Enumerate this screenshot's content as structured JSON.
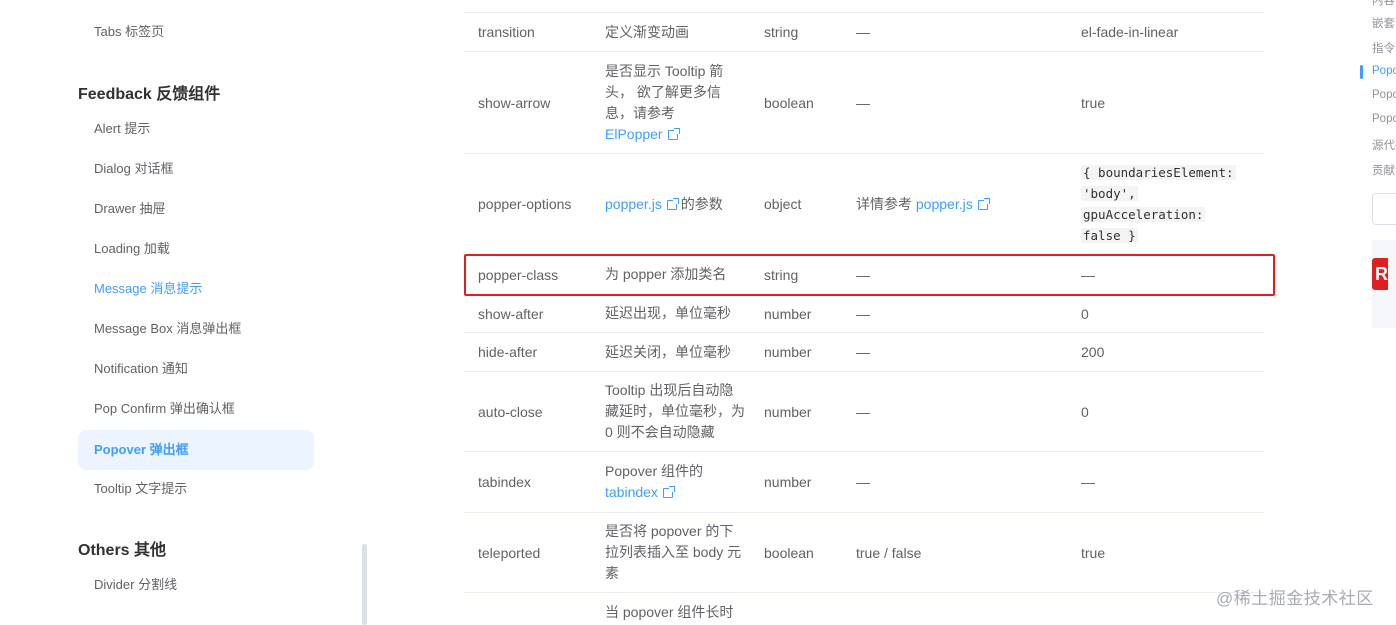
{
  "sidebar": {
    "tabs_item": "Tabs 标签页",
    "feedback_group": "Feedback 反馈组件",
    "items": [
      "Alert 提示",
      "Dialog 对话框",
      "Drawer 抽屉",
      "Loading 加载",
      "Message 消息提示",
      "Message Box 消息弹出框",
      "Notification 通知",
      "Pop Confirm 弹出确认框",
      "Popover 弹出框",
      "Tooltip 文字提示"
    ],
    "others_group": "Others 其他",
    "divider_item": "Divider 分割线"
  },
  "table": {
    "rows": [
      {
        "name": "transition",
        "desc": "定义渐变动画",
        "type": "string",
        "accepted": "—",
        "default": "el-fade-in-linear"
      },
      {
        "name": "show-arrow",
        "desc": "是否显示 Tooltip 箭头， 欲了解更多信息，请参考",
        "desc_link": "ElPopper",
        "type": "boolean",
        "accepted": "—",
        "default": "true"
      },
      {
        "name": "popper-options",
        "desc_link": "popper.js",
        "desc_suffix": "的参数",
        "type": "object",
        "accepted_prefix": "详情参考",
        "accepted_link": "popper.js",
        "default_code": [
          "{ boundariesElement:",
          "'body',",
          "gpuAcceleration:",
          "false }"
        ]
      },
      {
        "name": "popper-class",
        "desc": "为 popper 添加类名",
        "type": "string",
        "accepted": "—",
        "default": "—"
      },
      {
        "name": "show-after",
        "desc": "延迟出现，单位毫秒",
        "type": "number",
        "accepted": "—",
        "default": "0"
      },
      {
        "name": "hide-after",
        "desc": "延迟关闭，单位毫秒",
        "type": "number",
        "accepted": "—",
        "default": "200"
      },
      {
        "name": "auto-close",
        "desc": "Tooltip 出现后自动隐藏延时，单位毫秒，为 0 则不会自动隐藏",
        "type": "number",
        "accepted": "—",
        "default": "0"
      },
      {
        "name": "tabindex",
        "desc": "Popover 组件的",
        "desc_link": "tabindex",
        "type": "number",
        "accepted": "—",
        "default": "—"
      },
      {
        "name": "teleported",
        "desc": "是否将 popover 的下拉列表插入至 body 元素",
        "type": "boolean",
        "accepted": "true / false",
        "default": "true"
      },
      {
        "desc": "当 popover 组件长时"
      }
    ]
  },
  "toc": {
    "items": [
      "内容",
      "嵌套",
      "指令",
      "Popover",
      "Popover",
      "Popover",
      "源代码",
      "贡献者"
    ]
  },
  "watermark": "@稀土掘金技术社区",
  "colors": {
    "link": "#409eff",
    "active_bg": "#ecf5ff",
    "highlight_border": "#e02020"
  }
}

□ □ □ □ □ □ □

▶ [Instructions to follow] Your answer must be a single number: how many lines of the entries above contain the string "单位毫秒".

▶ [Solution] 3